## Problem to work on
Write the listing below again, word for word.

## Given data
######
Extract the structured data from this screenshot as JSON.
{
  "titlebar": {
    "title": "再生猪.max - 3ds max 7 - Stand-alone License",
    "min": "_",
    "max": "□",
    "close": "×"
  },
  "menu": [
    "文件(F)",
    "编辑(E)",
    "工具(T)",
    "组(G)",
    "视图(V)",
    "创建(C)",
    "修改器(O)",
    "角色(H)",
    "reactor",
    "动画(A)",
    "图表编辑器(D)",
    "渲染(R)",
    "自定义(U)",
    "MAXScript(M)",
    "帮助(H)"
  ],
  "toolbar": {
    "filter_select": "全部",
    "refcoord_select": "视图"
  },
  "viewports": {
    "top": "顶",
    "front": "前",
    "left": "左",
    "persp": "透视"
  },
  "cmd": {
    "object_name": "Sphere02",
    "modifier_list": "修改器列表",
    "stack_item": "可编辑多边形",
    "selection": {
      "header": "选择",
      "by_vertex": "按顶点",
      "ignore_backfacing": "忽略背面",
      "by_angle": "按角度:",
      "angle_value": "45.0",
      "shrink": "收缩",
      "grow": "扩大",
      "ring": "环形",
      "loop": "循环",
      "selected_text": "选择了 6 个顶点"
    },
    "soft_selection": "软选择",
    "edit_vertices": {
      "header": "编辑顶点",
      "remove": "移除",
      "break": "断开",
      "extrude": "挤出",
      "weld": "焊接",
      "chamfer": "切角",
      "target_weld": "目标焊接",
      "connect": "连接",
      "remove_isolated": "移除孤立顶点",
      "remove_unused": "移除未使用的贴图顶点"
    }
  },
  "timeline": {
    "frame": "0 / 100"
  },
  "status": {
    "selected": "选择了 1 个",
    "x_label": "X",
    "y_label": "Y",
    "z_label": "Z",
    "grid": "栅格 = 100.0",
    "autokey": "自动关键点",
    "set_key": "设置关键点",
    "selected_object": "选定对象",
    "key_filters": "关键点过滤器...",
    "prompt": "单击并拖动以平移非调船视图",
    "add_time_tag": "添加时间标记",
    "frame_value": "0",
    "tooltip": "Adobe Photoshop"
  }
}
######
## Exercise answer
Extract the structured data from this screenshot as JSON.
{
  "titlebar": {
    "title": "再生猪.max - 3ds max 7 - Stand-alone License",
    "min": "_",
    "max": "□",
    "close": "×"
  },
  "menu": [
    "文件(F)",
    "编辑(E)",
    "工具(T)",
    "组(G)",
    "视图(V)",
    "创建(C)",
    "修改器(O)",
    "角色(H)",
    "reactor",
    "动画(A)",
    "图表编辑器(D)",
    "渲染(R)",
    "自定义(U)",
    "MAXScript(M)",
    "帮助(H)"
  ],
  "toolbar": {
    "filter_select": "全部",
    "refcoord_select": "视图"
  },
  "viewports": {
    "top": "顶",
    "front": "前",
    "left": "左",
    "persp": "透视"
  },
  "cmd": {
    "object_name": "Sphere02",
    "modifier_list": "修改器列表",
    "stack_item": "可编辑多边形",
    "selection": {
      "header": "选择",
      "by_vertex": "按顶点",
      "ignore_backfacing": "忽略背面",
      "by_angle": "按角度:",
      "angle_value": "45.0",
      "shrink": "收缩",
      "grow": "扩大",
      "ring": "环形",
      "loop": "循环",
      "selected_text": "选择了 6 个顶点"
    },
    "soft_selection": "软选择",
    "edit_vertices": {
      "header": "编辑顶点",
      "remove": "移除",
      "break": "断开",
      "extrude": "挤出",
      "weld": "焊接",
      "chamfer": "切角",
      "target_weld": "目标焊接",
      "connect": "连接",
      "remove_isolated": "移除孤立顶点",
      "remove_unused": "移除未使用的贴图顶点"
    }
  },
  "timeline": {
    "frame": "0 / 100"
  },
  "status": {
    "selected": "选择了 1 个",
    "x_label": "X",
    "y_label": "Y",
    "z_label": "Z",
    "grid": "栅格 = 100.0",
    "autokey": "自动关键点",
    "set_key": "设置关键点",
    "selected_object": "选定对象",
    "key_filters": "关键点过滤器...",
    "prompt": "单击并拖动以平移非调船视图",
    "add_time_tag": "添加时间标记",
    "frame_value": "0",
    "tooltip": "Adobe Photoshop"
  }
}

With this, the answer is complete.